When we read the whole Isaiah text we wonder if what Isaiah said could really occur. Personally, it’s easy for me to be cynical. However, when we believe that anything is possible with God, then it brings hope into our hearts, that possibly the kingdom of heaven will continue to draw near.

Paul also talked about hope. His comments related to the situation with the church in Rome. It represented both Jewish and Gentile Christians. There were differences over perspectives on how one acted as Christians. Yet, in the hope that comes from Jesus, we have the hope that our relationship with one another will be in love, with understanding and acceptance of one another.

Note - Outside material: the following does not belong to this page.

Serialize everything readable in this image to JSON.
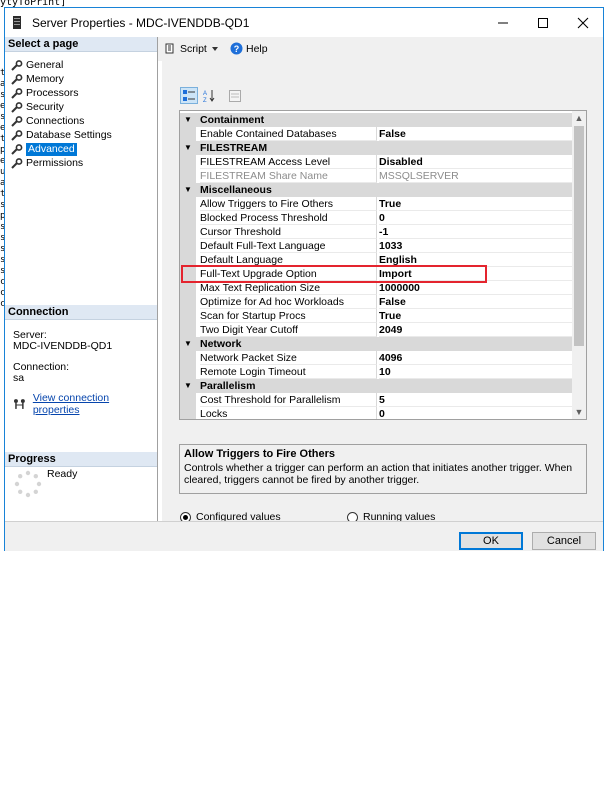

When we speak of repentance, many times we understand that word to mean our need to be remorseful about how we act and think. In our remorsefulness, we say, “Oh God, I can change. Oh God, be patient with me. I know I can do better.” However, the Greek word for repentance means that we change our way of thinking, we change our perspective of life, and we change our value system. We recognize that the first personal singular is not the subject. God is. What we do say is, Oh God, no matter how hard I try, I can’t. God, you can. God, empower me with the Spirit so that I will be willing to let you. After all, life is about God, not about us.

In the gospel reading for today, there are three references to fire. John says that the tree that does not bear fruit will be thrown into the fire. John also said that Jesus would come and provide a baptism of the Spirit and fire. At the end of the reading, John says that Jesus will burn the chaff with unquenchable fire. Fire can purify. Fire can make clean.

There is a story I heard, which is supposed to be true, of a team of engineers that went to a South American country to attempt to extract minerals or other materials for their company. They were constantly thwarted by epidemics of malaria. Finally, they thought the only solution was to burn the land to its roots in order to rid it of the lethal mosquitoes. They did so. A couple of years later they returned. They found the land had a ground cover that they had never seen before. The ground cover produced an exquisite blue flower. They cut specimens and took them back with them and showed them to the people at the Botanical Gardens in Washington, D.C. The botanists confirmed what they thought. They had never seen that species before. It appeared to be something entirely new. The fire had purified the ground and created something new and beautiful.

So it is with us that began with our baptism. It is the fire of purification from the Spirit that enters us. As the Spirit opens us to the presence of God, through Jesus, the purification process continues each day as we remember our baptism. We are created new and beautiful, made in the image of God to serve God’s desire to have the kingdom of heaven come near.
As we continue our Advent journey, we have the opportunity to embrace our relationship with God through repentance, which is strengthened by the purification of the Spirit’s fire, and produces the joy of hope as we await the coming of Jesus.